== Assignment ==
Determine how many lines in the entries below contain "Matting", and output that number alone.

== Record excerpts ==
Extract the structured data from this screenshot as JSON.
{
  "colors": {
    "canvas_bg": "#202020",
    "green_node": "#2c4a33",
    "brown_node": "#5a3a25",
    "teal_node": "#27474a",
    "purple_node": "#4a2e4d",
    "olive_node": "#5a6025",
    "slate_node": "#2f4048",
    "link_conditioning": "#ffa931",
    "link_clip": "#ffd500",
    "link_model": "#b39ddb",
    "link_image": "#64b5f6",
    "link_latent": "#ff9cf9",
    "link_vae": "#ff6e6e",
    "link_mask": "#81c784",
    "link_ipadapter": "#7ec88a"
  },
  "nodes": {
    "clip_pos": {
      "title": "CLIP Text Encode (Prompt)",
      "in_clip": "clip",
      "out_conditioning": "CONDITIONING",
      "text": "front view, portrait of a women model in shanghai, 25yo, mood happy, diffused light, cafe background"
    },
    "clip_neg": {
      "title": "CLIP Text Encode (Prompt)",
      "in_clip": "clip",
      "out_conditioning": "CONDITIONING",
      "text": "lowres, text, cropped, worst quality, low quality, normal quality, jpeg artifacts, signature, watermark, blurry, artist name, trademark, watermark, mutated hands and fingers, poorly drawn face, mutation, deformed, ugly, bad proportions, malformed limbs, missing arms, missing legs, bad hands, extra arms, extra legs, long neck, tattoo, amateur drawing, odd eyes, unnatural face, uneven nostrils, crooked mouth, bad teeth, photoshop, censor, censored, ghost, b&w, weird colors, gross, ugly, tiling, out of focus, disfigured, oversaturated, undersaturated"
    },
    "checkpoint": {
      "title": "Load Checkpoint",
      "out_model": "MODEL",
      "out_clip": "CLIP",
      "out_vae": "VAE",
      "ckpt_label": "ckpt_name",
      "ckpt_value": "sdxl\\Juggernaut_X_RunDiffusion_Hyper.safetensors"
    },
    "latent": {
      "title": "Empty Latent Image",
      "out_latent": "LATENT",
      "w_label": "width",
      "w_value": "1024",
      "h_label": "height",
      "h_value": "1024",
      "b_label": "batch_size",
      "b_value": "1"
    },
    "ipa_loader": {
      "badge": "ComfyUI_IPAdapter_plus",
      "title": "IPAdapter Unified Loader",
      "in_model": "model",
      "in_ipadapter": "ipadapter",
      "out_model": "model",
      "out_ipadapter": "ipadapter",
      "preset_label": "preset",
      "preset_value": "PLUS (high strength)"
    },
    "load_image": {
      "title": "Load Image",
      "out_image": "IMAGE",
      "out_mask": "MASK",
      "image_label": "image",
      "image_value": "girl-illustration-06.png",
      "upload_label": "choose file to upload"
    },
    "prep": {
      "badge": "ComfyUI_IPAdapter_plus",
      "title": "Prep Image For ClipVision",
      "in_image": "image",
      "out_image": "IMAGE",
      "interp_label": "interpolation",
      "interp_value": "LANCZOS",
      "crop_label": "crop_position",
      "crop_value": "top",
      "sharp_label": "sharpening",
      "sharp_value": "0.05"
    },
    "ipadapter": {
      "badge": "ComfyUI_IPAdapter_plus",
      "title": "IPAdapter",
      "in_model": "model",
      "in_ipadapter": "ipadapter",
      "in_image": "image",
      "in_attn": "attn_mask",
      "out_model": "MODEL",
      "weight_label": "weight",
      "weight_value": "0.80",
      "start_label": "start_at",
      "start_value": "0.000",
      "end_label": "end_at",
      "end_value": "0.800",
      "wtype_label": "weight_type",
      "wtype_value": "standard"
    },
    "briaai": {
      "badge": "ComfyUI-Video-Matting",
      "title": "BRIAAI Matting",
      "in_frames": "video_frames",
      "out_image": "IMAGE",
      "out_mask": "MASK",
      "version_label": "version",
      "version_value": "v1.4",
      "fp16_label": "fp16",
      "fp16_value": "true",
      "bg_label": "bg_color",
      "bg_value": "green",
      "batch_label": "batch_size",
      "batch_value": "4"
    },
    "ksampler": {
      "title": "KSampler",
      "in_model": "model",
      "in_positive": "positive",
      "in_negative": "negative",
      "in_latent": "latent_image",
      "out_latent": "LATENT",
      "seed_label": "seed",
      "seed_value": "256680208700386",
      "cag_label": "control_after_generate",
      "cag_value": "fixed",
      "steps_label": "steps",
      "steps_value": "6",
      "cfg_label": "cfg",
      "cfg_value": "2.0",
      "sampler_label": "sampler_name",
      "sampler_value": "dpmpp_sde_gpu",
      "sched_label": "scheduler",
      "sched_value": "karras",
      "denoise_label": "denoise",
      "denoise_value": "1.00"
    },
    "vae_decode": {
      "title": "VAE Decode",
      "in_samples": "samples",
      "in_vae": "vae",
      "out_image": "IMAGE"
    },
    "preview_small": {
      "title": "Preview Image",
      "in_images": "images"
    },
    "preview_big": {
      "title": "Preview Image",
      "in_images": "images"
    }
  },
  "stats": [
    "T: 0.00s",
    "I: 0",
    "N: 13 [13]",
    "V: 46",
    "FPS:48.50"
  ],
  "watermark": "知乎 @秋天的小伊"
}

== Your solution ==
2